Walter Palmer: Lion Killer A Fugitive As Zimbabwe Begins Extradition — What Are Prisons Like There? [UPDATED]

Walter Palmer, the 55-year-old Minnesota dentist and “trophy” hunter who admitted killing the beloved African lion known as “Cecil,” is now a fugitive, after the Zimbabwe government in Harare made its first official statement on the lion-killing, saying Friday morning that it wants Palmer extradited to face charges in the country where he claimed his latest “trophy.”

Describing Palmer, who has one poaching conviction on his record already — for killing a black bear in Wisconsin in 2006, then lying to authorities about where he killed the animal — as a “foreign poacher,” Zimbabwe Environment Minister Oppah Muchinguri condemned the killing of Cecil as both “deliberate” and “illegal.”

“We are appealing to the responsible authorities for his extradition to Zimbabwe so that he can be held accountable for his illegal actions,” said Muchinguri. “It was too late to apprehend the foreign poacher because he had already absconded to his country of origin.”

Palmer, in his only public statement since he was revealed as the hunter who shot the 13-year-old lion with a bow and arrow, claimed that he was misled by local guides into believing that the hunt that killed Cecil was legal, and that he had no idea that the lion he shot was “a local favorite.”

But the dentist now appears to have gone underground and has not responded to attempts by United States authorities to contact him.

UPDATE August 1, 2015: Palmer has “voluntarily” reached out to the U.S. authorities searching for him, NBC News reported on Saturday. What Palmer had to say in his communication with the U.S. Fish and Wildlife Service Office of Law Enforcement, or how he made the contact, was not revealed.

The Fish and Wildlife officials, stymied in their efforts to track Palmer down, had posted a message on Twitter asking him to make contact. The dentist has not been charged with any United States crime in connection with his killing of Cecil the Lion.

Also not revealed, the location where Palmer is hiding. He has not been seen at his home or dental practice in Minnesota. But it was reported on Friday that the wealthy dentist recently purchased a vacation estate in Marco Island Florida.

This image is reportedly the view from the $1.1 million home on Scott Drive.

On Thursday, the online consumer review site Yelp responded to protesters who were angry that the site removed negative comments about Palmer from his River Bluff Dental page on Yelp.

A Change.org petition had protested what it called the site’s “autocratic censorship of this this historic, unprecedented outpouring of participation in public debate.”

“At this point in time, multiple efforts to contact Dr. Walter Palmer have been unsuccessful. We ask that Dr. Palmer or his representative contact us immediately,” said Edward Grace of the U.S. Fish and Wildlife Service, which is investigating the circumstances of Palmer’s hunt, that took place reportedly during the first week in January.
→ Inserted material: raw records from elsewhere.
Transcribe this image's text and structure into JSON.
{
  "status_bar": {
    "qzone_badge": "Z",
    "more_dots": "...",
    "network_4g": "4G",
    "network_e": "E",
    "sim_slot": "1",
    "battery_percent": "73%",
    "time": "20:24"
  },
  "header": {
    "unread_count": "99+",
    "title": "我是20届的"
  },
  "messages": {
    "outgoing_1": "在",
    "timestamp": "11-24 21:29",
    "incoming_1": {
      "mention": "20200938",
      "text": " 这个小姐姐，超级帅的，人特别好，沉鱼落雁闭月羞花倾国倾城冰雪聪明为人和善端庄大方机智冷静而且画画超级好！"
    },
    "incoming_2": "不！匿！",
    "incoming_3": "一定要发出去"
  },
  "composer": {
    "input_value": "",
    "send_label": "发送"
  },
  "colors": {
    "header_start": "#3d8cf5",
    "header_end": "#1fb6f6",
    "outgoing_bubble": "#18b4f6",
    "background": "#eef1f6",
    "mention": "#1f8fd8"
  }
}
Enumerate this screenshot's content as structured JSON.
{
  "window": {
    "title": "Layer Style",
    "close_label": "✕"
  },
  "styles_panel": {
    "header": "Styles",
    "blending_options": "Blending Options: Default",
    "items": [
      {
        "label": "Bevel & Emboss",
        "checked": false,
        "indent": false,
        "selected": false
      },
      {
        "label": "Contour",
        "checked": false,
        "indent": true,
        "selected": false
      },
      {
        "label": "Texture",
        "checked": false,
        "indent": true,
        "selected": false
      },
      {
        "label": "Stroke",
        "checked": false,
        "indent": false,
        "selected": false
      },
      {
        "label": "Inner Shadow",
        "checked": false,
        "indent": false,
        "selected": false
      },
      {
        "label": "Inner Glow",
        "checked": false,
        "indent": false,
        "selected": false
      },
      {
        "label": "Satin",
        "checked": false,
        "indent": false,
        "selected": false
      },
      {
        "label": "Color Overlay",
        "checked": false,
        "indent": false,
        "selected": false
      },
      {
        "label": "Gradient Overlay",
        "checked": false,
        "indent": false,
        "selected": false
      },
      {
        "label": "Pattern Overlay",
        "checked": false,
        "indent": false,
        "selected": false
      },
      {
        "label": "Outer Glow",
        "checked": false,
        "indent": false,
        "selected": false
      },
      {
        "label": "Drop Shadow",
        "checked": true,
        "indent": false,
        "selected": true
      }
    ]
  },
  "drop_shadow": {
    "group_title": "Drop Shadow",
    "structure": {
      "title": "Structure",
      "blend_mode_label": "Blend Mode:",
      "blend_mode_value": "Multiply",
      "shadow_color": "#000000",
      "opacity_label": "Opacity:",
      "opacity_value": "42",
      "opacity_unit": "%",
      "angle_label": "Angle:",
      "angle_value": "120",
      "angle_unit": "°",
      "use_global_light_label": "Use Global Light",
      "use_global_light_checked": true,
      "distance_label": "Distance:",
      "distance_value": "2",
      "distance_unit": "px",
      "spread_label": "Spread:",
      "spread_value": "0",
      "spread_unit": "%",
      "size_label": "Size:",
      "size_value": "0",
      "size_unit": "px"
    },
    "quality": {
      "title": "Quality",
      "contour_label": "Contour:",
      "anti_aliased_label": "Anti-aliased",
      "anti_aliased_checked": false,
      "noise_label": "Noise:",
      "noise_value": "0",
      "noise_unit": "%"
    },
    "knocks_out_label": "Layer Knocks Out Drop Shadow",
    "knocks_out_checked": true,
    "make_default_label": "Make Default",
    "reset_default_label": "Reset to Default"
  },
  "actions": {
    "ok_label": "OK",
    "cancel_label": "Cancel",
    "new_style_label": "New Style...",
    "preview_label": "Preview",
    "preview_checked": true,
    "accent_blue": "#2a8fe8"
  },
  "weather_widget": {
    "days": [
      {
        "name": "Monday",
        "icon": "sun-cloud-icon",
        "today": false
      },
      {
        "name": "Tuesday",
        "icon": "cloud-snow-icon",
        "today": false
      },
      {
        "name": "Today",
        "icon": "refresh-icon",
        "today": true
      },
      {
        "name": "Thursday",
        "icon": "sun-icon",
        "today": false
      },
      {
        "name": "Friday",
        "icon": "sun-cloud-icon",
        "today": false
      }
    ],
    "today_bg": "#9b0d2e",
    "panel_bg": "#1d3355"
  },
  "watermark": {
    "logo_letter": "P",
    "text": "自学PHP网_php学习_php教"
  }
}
If convicted in Zimbabwe, Palmer could face a $20,000 fine and possibly even 10 years of prison time — an extremely unappealing prospect in a country one journalist who spent time imprisoned there described as “one of the poorest, most repressive places on earth” — conditions that are likely unamenable to the middle-aged, wealthy father of two who lives in an Eden Prarie, Minnesota, mansion and donated $5,000 to the 2012 presidential campaign of Republican Mitt Romney.

“The floor was filthy. The odor of human waste infected the air. More bothersome were the bugs,” wrote reporter Barry Bearak, who was jailed in 2008 for “the crime of journalism” in Zimbabwe.

“Sleep escaped me. The concrete was too hard, my body too bony. I had never so craved a pad and blanket. The insects were most annoying at night. In my wakefulness, I’d pull my sleeves over my hands but then the stretched fabric exposed my midriff.”

“One time I found what once had been a bathroom, with the remnants of sinks and showers. In one corner was a heap of blankets, stiff and moldy and fetid. I was tempted to take one but they were simply too disgusting,” Bearak wrote in The New York Times.

U.S. authorities continue to wait for Walter Palmer to emerge from hiding.

[Images: Zimbabwe Parks and Wildlife Management Authority, Facebook]